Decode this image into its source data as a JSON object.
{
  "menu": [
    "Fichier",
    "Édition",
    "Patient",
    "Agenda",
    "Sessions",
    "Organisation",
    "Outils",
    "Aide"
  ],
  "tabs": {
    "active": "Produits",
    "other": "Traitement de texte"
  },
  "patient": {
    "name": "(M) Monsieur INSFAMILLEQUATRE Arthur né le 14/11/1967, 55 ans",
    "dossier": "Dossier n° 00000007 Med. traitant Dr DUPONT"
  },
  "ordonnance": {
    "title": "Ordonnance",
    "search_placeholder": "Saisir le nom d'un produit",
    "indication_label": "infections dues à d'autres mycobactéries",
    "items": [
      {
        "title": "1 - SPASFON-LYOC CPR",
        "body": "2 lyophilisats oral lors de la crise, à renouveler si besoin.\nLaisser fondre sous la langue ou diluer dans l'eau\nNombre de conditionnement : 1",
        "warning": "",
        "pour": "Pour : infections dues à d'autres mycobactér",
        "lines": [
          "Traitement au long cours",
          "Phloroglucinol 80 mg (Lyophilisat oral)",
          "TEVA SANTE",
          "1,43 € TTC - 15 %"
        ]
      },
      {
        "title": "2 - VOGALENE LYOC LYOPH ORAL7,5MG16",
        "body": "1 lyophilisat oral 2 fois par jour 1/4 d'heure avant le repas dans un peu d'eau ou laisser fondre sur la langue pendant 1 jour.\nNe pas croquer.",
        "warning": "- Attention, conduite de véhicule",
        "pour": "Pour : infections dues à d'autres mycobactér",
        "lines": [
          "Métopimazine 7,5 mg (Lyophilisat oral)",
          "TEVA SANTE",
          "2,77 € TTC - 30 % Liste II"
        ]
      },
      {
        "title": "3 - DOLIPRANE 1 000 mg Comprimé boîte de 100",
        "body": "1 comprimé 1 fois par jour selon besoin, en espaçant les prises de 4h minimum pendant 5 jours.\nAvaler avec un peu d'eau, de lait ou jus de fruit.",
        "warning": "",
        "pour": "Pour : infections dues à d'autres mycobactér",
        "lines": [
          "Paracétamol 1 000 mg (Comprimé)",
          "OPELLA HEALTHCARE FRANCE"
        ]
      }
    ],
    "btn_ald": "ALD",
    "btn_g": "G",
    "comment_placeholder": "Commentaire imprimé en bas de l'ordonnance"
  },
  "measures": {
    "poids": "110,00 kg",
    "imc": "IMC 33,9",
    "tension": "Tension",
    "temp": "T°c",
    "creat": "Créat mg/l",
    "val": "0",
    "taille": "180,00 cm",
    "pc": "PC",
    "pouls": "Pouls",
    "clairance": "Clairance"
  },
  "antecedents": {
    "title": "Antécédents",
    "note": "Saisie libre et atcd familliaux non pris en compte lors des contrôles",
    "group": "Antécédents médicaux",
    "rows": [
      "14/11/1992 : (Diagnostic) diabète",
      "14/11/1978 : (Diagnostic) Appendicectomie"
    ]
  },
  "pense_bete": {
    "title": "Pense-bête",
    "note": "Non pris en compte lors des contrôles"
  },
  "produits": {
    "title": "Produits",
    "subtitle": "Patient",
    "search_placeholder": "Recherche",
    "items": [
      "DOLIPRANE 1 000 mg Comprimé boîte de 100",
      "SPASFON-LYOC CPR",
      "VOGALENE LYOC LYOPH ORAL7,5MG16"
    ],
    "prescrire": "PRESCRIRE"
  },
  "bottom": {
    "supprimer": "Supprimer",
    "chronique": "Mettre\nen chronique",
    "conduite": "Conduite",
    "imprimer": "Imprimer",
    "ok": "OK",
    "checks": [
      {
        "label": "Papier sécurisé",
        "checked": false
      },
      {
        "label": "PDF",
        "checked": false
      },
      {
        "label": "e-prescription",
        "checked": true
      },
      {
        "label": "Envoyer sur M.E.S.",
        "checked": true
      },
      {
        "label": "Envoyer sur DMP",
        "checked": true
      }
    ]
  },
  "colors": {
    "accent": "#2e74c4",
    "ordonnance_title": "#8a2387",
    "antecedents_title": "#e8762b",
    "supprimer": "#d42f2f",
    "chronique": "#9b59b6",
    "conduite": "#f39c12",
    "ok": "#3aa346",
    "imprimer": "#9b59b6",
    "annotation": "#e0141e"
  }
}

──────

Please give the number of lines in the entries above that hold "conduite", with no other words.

3